WHILE the explosion of the Covid-19 pandemic has brought with it death, destruction, anxiety and disruption of lives across the globe and also in Zimbabwe, the disease has had an interesting effect on economic activities as well.
From the hairdresser, barber to a previously dead textile sector, the effect of the pandemic has left ordinary Zimbabweans renowned for their entrepreneurial ingenuity having to adopt and adapt or die.
A new breed of entrepreneurs has been birthed as people move to merge with the new world order of staying at home and social distancing at the same time ensuring that life does go on.
The textile industry which had been literally shut down has seen tailors especially home based roar into life with the manufacture of face masks.
Ms Sindisiwe Sibanda who ran a lucrative fashion and design business in Bulawayo’s Central Business District (CBD), but closed down as she was not enlisted as an essential service has moved her business home.
She has dusted up her sewing machines as production of face masks hit through the roof and a new line of revenue has emerged from absolutely nowhere.
“I left the business back in March when the lockdown started and I sat at home meditating on my next move. There was basically no business at all but when it was announced that we have to wear face masks I quickly decided to make use of the machine I have at home and the scraps of cloth that I had. I now sew masks at home and it does not take much to do them. This way I am earning foreign currency and feeding my family,” she said.
Ms Sibanda sells the masks at USD 0.75c each and has started receiving orders from other people who are ordering them in bulk.
“I actually now supply people who are in the CBD and they take bulk orders. I am even failing to meet demand because everyone wants to have a few masks for themselves and their families,” she revealed.
Other large industries in Bulawayo have also switched gears and are manufacturing face masks en mass in order to supply the market that is in need of this new requirement.
This is all because of a new phenomenon known as national lockdown that is aimed at slowing down the spread of the deadly virus.
Government also made it compulsory for everyone to wear a face mask in public places.
The internet has proved to be a valuable asset to many Zimbabweans as they are performing almost all transactions via their mobile phones and goods delivered to their homes in a bid to ensure they are safe from the virus.
Now Zimbabweans have bread and butter being delivered to their offices by local companies all by a click of a button.
The retail sector has also not been spared. Groceries are now being bought online something that only two months ago was synonymous with developed western societies. In Zimbabwe, some retailers like OK were already offering the service before Covid-19 but back then there were few takers. Covid 19 is likely to boost the service as more people shop from the comfort of their homes.
Malaicha.com, an internet based service is delivering food to people in Bulawayo and beyond, sourced by their relatives living in the diaspora.
One can order groceries and pay from their various destinations. Once payment has been made, beneficiaries collect their groceries in the CBD. This previously was not done as people were traditionally used to shopping in supermarkets.
“I receive my food from my daughter who is in South Africa.

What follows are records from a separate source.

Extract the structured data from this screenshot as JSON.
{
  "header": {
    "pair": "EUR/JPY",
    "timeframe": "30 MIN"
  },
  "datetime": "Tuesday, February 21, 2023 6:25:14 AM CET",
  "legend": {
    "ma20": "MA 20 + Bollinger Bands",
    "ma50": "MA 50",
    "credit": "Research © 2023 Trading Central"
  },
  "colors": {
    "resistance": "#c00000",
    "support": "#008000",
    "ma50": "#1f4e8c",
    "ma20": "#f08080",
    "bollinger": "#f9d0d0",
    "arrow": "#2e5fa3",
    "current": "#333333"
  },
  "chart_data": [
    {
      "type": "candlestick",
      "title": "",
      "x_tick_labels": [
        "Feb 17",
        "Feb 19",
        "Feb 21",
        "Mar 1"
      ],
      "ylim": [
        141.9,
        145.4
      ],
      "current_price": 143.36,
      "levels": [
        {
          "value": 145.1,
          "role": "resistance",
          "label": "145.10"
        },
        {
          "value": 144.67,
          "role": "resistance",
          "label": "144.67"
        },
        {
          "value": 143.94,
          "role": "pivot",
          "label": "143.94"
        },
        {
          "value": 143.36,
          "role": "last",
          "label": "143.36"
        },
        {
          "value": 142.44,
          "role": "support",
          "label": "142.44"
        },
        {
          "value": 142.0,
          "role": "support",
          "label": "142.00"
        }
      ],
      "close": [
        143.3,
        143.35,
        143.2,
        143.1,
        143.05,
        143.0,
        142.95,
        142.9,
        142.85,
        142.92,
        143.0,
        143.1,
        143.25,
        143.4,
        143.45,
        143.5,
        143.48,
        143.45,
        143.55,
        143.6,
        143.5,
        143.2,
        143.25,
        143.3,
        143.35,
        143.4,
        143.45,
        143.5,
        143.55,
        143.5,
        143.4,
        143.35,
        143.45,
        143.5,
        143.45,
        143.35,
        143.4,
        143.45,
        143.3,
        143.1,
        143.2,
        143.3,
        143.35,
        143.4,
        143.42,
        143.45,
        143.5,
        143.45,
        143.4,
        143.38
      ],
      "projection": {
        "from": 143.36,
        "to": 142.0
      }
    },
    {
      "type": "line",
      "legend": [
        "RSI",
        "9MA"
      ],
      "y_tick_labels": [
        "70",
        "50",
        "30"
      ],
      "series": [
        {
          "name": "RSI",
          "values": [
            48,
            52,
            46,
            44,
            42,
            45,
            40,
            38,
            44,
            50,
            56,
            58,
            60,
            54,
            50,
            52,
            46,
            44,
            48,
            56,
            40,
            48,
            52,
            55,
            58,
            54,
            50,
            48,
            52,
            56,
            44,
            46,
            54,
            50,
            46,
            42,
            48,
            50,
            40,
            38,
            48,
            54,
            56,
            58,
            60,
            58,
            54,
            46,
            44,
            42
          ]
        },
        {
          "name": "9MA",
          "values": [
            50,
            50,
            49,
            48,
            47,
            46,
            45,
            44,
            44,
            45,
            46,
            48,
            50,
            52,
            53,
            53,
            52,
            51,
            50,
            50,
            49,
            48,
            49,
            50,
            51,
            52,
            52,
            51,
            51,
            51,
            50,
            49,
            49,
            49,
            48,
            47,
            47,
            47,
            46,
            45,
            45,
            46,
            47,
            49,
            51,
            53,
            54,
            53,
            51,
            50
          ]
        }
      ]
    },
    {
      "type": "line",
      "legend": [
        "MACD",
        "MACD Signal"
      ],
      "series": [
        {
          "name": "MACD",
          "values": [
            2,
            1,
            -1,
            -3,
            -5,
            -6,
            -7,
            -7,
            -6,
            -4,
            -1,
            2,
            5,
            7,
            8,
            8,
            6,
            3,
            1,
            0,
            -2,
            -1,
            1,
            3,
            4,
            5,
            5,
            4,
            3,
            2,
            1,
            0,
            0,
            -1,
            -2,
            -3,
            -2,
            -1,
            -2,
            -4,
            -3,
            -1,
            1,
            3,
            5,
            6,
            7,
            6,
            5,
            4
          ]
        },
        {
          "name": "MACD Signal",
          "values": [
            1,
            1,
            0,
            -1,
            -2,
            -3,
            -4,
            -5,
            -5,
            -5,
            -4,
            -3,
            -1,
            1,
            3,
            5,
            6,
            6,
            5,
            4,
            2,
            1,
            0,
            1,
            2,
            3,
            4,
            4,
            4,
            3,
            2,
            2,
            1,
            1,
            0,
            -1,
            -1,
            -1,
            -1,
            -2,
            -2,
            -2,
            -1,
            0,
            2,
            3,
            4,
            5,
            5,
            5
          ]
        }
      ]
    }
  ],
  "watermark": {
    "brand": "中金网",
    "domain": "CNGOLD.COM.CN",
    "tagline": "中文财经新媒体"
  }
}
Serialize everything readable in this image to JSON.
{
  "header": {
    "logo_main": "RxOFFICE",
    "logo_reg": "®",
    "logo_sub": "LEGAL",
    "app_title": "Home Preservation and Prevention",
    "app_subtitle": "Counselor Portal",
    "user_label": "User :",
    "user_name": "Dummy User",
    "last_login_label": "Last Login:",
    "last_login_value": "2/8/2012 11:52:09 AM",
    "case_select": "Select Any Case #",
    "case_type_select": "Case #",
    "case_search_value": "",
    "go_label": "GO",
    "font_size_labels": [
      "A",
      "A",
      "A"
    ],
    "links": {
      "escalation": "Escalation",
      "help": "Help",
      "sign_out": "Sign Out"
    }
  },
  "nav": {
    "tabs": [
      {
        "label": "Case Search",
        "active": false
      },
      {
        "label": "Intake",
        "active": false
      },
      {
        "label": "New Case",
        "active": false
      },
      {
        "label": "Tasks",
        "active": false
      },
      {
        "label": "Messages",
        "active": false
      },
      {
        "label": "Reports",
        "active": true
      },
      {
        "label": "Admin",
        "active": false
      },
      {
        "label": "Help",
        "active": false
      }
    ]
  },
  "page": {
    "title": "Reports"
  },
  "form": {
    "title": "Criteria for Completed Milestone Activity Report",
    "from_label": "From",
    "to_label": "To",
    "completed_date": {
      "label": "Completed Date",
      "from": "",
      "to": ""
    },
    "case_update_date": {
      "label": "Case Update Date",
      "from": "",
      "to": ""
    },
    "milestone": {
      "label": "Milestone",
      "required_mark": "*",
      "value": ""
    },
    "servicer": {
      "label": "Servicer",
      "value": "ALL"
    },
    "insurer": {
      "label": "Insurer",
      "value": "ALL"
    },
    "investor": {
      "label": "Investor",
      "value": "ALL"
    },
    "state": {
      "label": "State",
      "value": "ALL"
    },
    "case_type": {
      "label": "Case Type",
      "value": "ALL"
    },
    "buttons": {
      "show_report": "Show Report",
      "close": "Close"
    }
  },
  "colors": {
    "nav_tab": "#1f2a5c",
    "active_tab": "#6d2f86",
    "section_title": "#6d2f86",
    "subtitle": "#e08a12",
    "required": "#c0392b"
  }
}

All I do is just go and collect the food, I cannot stand in the long queues that are characteristic at many food outlets so this service is better for me,” said one Gogo Marry Moyo, a beneficiary from Malaicha.com.
Suddenly societies like Zimbabwe slow to catch up because of income disparities in other developed countries have had to make a sharp turn to accept the new reality brought about by of all things a health catastrophe.
House calls have always been reserved for medical practitioners who provide their services to patients. Today house calls are now a common occurrence with hair dressers and barbers now offering their services to their trusted clients from the comfort of their homes.
Since they have not been able to access their places of work, they are taking their services to their clients.
“We ensure that our clients come with and wear facemasks. I have since secured sanitisers so that they sanitise before I start working on them. I also ensure that I do the same. I have to pay rentals for the house I live in and also need to feed my family. Since the salon was closed I have been working from home until a time when salons are fully opened and disinfected,” said one Mrs Moreen Chamunorwa, a hair dresser.
Boot sales are also trending and are a common feature than never before.
One can find vegetables, groceries, clothing, toiletries and so much more from people selling from their cars. They have also been generous enough to deliver their produce to customers who will have made significant purchases.
To the entrepreneurs, Covid-19 has made them think outside the box and offer services that many Zimbabweans have never been accustomed to.
They believe this may be a new way of life, one they will adopt in order make shopping experiences more pleasant and easier especially for the elderly and those that do not want to be caught in traffic jams, long supermarket queues. Some just want to bargain for the goods that they buy on social media platforms.